That mentality seems to be lacking within this industry, at least consistently across the board or perhaps T Mobile just continues to set the bar high enough that others, even companies that stand above T-Mobile, have to follow suit. You'd like to think that without T Mobile trying so hard that Verizon and AT&T probably wouldn't have to do much to stay that much further ahead in this business. Instead, not much in the cell phone game would be changing.
But having a third place contender like T-Mobile keeps the AT&T and Verizon suits and management on their toes and forces them to at least listen to what customers want and make changes accordingly. It wasn't that long ago that cell phone plans were the black and white two year agreements with little or no wiggle room.
Today, cell phones can basically be leased, and prices of plans, at least to the naked eye, seem reasonable. That may not be the exact doing of T Mobile or other smaller scale carriers, but their involvement in at least pushing that envelope you hear so much about doesn't hurt, either. If nothing else, it reinvigorates the lost art of customer service in the cell phone community, and does what any good company should always be doing.
Put the customer first on the list of priorities.
Hot to trot: Is the 'free' WiFi craze starting to heat up?
Posted: 07/21/14 by Tim Bean
As hefty as your at home cable bill can be, it's nice to hear the word “free” from time to time.
Little did you know that this word would ever be associated with your internet service.
Plenty of consumers who love the internet aren't afraid to praise just how wondrous this medium is for anything from research, business or mindless fun but have a hard time digesting a monthly bill each month that rivals that of their car payment.
Having access to the internet in your home or at the office no longer is a luxury but has been the norm for years. You'll occasionally talk to a friend or family member that is bucking the trend of buying the internet and instead only uses their phone, tablet or laptop at certified hot spots, like a coffee house or even a fast food restaurant.
That thinking words well as long as you're sitting in a place of business or other fine establishment that allows you to surf the web without sacrificing hundreds of dollars. In addition to hitting a Starbucks for a coffee and connecting to the internet, the latest trend has the web starved community looking for access through a network simply and aptly named “Cable WiFi.” These are hot spots provided by cable companies like Comcast for a small fee by the hour if you're not already a cable subscriber. Most cable and satellite entities even offer some sort of application for your phone or tablet to show you exactly where to do, down to taking a left at the pine tree behind your neighbor’s house.

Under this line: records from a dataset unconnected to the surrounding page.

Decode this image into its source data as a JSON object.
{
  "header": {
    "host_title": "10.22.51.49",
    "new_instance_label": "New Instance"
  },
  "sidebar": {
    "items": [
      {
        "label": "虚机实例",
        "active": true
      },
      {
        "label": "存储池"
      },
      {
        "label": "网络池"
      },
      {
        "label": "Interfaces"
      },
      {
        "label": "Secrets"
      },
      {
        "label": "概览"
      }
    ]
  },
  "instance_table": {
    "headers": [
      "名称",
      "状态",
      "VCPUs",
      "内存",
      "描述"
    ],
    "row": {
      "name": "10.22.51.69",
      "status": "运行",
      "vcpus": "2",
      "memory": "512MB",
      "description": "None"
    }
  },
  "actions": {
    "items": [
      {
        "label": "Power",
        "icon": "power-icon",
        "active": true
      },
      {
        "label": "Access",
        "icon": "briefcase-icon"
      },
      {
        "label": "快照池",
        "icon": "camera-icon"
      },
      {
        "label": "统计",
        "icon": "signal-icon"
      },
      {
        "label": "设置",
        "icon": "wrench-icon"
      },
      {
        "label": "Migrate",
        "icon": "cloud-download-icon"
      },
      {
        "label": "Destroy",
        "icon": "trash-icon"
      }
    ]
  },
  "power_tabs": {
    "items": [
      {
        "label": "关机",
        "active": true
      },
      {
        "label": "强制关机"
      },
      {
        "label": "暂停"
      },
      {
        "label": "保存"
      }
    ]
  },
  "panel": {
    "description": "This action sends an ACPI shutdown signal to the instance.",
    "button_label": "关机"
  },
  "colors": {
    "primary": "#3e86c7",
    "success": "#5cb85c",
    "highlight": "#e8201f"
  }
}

As cool as that sounds, there are some concerns. The connection speed is adequate for the most part but nothing mind-blowing, and the virus and malware conscious crowd might think twice before putting important information out in an open network.
But that mentality should exist any time you use the web, except for maybe at home where your router is password protected and only can be used by you or anyone you permit to have your security network key.
In any event, this so called free cable (even though there are small charges) has a lot of convincing to do before anyone buys into it wholeheartedly. Undoubtedly, you'll have companies aside from the major players like Comcast trying to harvest the 'Cable WiFi” mentality and make it as inexpensive as possible.
That can only bode well for consumers to have various internet connection choices, but calling this craze a staple is a bit early at the moment.